▸ **Required action**
Every line below that holds the word "Debt" must be listed.

▸ **Material shown**
========================================

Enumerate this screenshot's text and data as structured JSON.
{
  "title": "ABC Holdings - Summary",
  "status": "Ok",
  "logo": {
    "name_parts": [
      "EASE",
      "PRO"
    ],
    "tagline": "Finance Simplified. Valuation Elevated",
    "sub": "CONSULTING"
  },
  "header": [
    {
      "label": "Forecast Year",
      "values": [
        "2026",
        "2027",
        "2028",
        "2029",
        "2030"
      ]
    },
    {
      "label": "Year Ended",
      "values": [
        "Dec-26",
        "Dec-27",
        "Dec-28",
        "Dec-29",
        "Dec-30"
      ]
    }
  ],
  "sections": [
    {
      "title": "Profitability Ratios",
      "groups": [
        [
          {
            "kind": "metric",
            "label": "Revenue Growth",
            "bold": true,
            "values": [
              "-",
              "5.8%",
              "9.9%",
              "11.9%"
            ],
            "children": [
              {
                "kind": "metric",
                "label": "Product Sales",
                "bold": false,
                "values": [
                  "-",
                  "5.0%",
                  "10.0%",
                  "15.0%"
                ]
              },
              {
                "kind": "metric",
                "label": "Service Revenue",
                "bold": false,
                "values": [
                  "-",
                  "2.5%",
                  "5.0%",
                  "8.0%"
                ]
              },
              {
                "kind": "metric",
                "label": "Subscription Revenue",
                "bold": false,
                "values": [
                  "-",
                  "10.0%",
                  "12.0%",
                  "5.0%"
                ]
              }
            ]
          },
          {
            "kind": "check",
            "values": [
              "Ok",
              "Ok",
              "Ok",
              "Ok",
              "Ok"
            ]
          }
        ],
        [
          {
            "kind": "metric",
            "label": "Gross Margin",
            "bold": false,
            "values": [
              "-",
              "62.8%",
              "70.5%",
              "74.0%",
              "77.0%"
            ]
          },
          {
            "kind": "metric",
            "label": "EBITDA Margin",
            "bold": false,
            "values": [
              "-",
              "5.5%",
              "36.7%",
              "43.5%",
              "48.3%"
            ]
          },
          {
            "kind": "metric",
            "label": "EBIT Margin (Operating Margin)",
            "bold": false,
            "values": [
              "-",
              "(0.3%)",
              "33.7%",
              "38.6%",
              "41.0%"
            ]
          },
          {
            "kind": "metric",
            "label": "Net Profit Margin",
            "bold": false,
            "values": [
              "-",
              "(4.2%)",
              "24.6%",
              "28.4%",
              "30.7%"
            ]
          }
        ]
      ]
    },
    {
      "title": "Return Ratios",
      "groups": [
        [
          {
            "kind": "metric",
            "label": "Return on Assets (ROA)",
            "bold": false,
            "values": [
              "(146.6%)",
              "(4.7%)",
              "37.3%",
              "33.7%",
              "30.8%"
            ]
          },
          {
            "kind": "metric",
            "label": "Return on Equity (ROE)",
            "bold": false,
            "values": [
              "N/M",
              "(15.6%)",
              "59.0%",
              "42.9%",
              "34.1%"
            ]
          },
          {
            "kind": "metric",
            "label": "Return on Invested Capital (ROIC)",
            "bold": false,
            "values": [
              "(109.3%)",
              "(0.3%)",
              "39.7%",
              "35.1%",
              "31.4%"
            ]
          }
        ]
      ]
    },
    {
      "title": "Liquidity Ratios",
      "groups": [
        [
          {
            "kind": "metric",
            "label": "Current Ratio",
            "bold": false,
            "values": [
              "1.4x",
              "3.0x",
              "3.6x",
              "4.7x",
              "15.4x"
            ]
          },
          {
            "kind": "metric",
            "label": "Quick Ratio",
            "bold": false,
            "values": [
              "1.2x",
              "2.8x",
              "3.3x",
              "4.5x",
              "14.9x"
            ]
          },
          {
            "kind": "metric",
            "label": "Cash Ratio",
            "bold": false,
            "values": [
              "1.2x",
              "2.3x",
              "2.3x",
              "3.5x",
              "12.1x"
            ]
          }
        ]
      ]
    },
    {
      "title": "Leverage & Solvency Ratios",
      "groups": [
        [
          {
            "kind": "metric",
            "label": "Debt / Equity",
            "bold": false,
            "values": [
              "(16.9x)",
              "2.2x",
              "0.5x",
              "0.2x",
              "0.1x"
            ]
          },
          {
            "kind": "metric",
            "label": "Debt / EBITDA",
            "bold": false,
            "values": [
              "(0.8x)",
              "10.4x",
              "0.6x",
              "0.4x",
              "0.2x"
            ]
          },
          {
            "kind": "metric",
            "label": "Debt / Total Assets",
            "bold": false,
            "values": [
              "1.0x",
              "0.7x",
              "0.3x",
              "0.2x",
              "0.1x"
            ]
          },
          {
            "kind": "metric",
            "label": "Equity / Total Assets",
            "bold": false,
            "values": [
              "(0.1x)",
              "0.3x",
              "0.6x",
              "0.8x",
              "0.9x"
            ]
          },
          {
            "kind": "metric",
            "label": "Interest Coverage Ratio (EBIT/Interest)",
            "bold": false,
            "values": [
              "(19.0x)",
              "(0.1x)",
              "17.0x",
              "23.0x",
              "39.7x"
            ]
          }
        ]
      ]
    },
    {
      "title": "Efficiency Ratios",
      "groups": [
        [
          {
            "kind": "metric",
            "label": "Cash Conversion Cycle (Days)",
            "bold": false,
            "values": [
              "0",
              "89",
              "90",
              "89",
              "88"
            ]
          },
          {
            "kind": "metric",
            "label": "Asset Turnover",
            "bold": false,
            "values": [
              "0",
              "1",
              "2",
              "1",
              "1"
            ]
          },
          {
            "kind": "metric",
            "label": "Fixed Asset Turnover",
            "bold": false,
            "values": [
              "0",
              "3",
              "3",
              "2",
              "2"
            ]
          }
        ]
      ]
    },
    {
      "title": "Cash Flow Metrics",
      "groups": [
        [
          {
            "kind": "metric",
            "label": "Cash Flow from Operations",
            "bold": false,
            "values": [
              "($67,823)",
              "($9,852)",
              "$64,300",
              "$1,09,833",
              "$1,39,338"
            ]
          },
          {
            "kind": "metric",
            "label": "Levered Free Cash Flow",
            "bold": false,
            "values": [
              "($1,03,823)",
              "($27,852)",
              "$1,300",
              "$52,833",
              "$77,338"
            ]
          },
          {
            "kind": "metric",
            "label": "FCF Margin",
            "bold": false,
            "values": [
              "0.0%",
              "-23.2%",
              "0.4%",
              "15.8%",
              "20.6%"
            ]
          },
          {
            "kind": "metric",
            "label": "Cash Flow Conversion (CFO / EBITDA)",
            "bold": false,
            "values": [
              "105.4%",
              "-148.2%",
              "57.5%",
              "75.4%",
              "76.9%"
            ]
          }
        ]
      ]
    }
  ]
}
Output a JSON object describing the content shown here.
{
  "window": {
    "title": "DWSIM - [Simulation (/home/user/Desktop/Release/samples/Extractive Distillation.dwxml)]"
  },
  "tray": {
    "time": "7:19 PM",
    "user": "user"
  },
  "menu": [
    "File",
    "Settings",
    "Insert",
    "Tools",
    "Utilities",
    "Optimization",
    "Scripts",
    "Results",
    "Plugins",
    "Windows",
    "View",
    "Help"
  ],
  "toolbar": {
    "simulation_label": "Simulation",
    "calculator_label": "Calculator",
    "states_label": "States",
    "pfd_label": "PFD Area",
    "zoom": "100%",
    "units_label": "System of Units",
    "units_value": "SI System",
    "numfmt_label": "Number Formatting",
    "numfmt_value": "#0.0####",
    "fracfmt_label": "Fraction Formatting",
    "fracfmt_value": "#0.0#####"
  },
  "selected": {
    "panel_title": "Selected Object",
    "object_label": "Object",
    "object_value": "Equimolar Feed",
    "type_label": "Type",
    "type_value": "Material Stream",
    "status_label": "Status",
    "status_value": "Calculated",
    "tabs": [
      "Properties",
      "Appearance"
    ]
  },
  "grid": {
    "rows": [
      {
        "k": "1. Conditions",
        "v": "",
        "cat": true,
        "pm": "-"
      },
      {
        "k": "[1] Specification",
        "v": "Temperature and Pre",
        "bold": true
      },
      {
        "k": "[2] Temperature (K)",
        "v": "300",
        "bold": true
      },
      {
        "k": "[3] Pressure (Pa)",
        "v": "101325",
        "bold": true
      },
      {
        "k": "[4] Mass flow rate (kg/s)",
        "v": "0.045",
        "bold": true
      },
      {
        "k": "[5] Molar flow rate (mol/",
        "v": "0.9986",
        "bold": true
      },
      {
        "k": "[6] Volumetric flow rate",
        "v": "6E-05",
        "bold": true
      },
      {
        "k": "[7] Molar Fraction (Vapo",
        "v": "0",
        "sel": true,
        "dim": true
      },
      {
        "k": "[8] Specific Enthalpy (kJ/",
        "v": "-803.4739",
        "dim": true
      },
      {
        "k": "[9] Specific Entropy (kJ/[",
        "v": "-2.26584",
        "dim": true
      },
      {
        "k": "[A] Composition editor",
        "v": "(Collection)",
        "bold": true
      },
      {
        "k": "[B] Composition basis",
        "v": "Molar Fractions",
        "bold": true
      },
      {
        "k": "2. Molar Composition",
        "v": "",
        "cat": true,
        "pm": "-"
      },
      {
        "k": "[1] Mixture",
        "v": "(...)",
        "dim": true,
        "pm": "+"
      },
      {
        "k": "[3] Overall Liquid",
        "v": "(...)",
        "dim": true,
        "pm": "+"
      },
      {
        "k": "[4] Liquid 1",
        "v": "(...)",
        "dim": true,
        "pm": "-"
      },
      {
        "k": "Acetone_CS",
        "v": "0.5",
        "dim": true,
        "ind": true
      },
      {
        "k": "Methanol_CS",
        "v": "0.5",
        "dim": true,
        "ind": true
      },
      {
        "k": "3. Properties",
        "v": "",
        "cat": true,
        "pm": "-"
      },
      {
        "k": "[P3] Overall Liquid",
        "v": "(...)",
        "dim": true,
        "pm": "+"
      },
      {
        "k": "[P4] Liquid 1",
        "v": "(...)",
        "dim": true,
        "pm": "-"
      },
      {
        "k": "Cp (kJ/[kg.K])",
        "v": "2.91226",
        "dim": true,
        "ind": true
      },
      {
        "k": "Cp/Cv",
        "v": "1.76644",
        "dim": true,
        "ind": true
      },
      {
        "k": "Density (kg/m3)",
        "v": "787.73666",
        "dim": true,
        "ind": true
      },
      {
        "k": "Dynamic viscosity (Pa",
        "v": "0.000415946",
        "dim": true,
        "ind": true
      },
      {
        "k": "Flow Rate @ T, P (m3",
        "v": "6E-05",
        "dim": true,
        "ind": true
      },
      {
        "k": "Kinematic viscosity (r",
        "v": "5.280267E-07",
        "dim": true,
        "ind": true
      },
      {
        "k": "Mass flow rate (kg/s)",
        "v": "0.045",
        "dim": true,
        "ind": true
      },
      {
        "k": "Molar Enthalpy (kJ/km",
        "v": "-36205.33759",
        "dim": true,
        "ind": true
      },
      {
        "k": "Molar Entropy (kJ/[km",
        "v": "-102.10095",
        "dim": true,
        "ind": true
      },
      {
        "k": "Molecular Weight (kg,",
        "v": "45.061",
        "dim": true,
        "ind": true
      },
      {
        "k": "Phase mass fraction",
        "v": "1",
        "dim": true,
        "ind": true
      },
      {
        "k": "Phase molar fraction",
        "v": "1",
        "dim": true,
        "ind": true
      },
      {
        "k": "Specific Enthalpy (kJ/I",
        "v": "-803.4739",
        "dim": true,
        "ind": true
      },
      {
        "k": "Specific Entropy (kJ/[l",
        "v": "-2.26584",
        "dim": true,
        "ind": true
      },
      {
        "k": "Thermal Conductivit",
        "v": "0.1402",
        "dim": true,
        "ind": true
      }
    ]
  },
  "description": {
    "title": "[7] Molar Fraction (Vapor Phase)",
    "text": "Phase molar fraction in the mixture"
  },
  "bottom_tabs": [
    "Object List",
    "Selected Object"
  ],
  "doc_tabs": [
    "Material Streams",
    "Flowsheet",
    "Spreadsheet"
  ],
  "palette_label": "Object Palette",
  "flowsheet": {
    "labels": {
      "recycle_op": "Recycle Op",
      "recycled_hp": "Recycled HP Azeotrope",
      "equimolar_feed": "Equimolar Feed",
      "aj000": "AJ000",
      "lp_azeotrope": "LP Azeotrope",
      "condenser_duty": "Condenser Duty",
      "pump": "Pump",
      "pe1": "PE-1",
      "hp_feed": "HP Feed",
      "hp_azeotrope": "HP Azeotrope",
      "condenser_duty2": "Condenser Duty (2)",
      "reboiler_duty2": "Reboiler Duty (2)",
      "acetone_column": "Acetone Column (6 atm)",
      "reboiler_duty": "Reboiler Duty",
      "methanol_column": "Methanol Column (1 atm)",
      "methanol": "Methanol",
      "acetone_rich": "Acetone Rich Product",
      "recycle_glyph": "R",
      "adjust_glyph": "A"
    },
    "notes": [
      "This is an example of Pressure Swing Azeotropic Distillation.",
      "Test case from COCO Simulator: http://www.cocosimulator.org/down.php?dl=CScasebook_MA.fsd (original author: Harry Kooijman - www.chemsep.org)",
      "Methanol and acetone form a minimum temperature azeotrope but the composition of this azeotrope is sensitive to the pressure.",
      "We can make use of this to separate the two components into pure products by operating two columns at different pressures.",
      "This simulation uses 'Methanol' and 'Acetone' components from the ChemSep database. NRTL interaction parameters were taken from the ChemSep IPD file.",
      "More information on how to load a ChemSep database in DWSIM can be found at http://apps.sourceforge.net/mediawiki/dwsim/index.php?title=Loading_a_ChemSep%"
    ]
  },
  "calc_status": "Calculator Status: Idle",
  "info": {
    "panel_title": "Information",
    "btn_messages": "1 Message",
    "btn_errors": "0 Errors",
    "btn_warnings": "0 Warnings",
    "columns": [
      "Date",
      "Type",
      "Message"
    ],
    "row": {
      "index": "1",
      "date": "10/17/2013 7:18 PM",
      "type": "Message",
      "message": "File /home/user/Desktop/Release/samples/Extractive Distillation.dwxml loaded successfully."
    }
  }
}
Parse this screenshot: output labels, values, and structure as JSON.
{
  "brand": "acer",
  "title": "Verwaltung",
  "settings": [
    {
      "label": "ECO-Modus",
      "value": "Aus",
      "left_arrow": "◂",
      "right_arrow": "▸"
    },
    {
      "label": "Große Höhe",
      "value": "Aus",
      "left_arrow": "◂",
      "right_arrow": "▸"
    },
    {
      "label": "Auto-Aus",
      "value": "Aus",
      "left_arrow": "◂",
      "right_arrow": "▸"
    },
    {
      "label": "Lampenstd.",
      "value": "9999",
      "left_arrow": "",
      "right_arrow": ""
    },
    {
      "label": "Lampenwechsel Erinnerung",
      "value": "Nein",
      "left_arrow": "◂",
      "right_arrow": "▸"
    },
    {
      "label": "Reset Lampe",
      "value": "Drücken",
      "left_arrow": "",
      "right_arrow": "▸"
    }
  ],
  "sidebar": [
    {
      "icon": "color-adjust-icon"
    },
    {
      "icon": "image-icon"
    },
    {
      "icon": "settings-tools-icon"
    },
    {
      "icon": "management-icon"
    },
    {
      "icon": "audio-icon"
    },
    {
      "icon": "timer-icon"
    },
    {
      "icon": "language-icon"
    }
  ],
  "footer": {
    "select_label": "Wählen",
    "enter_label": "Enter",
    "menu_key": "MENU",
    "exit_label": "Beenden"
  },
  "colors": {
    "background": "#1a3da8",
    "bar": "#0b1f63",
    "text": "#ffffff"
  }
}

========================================

▸ **Task solution**
            "label": "Debt / Equity",
            "label": "Debt / EBITDA",
            "label": "Debt / Total Assets",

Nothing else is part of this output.